Tuesday, August 13, 2013

Tuesday tea tunes: Do the reggay!

Summer always finds me turning to my reggae cache, which has gotten bigger than I expected. Here's a languid tea tune from the tea-wary islands: Dillinger's "Cup of Tea" ...

Friday, August 9, 2013

Keemun, Obi Wan Kenobi. It's our only hope.

My research into virtual performance has begun exploring some of the cutting-edge technology that may soon astound.

Much of the performance spectacles we've seen in recent years — from the Tupac resurrection at last year's Coachella to Hatsune Miku and the other digital idol singers in Japan — are often reported as being holograms, but they're not. They're two-dimensional projections made to simulate 3-D, actually using an upgraded theater trick from the 19th century.

Three-dimensional projection into real space, though, is creeping its way into reality.

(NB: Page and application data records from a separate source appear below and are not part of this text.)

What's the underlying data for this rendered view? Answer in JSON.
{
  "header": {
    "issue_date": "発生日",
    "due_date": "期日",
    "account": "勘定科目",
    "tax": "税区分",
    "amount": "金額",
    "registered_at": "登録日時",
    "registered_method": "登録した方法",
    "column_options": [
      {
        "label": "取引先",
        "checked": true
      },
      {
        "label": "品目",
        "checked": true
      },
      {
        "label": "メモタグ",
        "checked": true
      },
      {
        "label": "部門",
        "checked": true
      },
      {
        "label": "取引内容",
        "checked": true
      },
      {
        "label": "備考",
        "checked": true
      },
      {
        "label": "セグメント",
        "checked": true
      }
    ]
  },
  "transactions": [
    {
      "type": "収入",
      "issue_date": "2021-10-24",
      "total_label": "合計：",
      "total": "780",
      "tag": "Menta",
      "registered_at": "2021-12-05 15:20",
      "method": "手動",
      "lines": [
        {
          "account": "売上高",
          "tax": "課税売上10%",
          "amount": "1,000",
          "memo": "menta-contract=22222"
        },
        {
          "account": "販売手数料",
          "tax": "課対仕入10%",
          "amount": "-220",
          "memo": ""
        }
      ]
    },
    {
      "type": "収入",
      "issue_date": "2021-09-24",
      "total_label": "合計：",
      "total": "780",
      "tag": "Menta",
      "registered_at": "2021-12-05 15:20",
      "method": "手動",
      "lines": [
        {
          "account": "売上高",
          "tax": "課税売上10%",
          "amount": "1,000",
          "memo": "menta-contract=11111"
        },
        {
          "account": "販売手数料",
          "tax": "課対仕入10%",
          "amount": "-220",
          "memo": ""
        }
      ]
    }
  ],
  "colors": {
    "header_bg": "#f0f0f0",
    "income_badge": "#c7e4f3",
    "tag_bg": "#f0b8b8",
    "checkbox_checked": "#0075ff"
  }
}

There are numerous projects in the works now to generate 3-D images, say, dancing on top of your iPad or in the middle of your dining table. The video below — a quickie, just 12 seconds — shows a demonstration of the latter. It's a tiny teapot, projected in 3-D so you can see — as the camera moves around it — the whole object from all sides, including real shadows.

We're gonna see that Princess Leia hologram tech before we die, by gum.

Wednesday, August 7, 2013

Bear, boat, tea

I'm loving the naturalistic artwork of Lieke van der Vorst, a young artist from the Netherlands. In a cut-out and block-print style, she depicts wondrous scenes often involving forest animals in some communion or activity with humans, often children. Her site is a delight to page through, including samples of her work and photos from her earthy but stylish realm.

She uses the bear a lot, often shown as if it were an imaginary friend, and of course I'm drawn to this scene of a young woman having tea with the bear — on a boat, of course.

Somehow it took me back to one of my favorite novels of all time: The Bear Comes Home by Rafi Zabor, an elegantly written tale of a complicated bear who plays jazz saxophone — some of the best writing about music ever.

Tuesday, August 6, 2013

Tuesday tea tunes: Vaporwave

On my main blog, I recently wrote about a new (to me) subgenre of music called vaporwave — a bittersweet concoction often entirely comprised of reconstituted parts from commercial music sources. It plays like a pleasant ad soundtrack, or mellifluous mall music. The experience is usually better than that sounds.

Anyway, one of the vaporwave artists I ran across is called Pen15Club, and here's a series of his/her sounds, an album of sorts titled "Tea Time" and including the appetizing tracks "Tea Time," "Coffee Cake," "Milk," "A Cube of Artificial Sweetener," etc.

Sunday, August 4, 2013

Tea and whiskey highball

In cooler months, my transition from afternoon into evening occasionally goes like this. As afternoon tea wanes, I return to the last dregs of work that must be tended, and the black tea in my cup or certainly that remaining in the pot loses its heat. Finishing my labors, I take the tepid or cold cup to the bar and splash some whiskey or bourbon into it. Then I start thinking about a real cocktail and dinner.

The marriage of tea and whiskey cleans up good, as my dad used to say, and isn't seasonal. Chow offers up a superb recipe for a Tea and Whiskey highball that I tried this weekend. It's basically a well-blended twist on a julep and a sour. Given the cool-down and the syrup prep, it takes some advance planning — but it's worth it.

The details suggest using Lapsang Souchong — using nothing but that might take the smoke a little far, though I recommend adding at least a pinch of it to a good black tea (my beloved Keemun worked swimmingly).

Thursday, August 1, 2013

The teapot speaks

Spotted. Adored. Reblogged.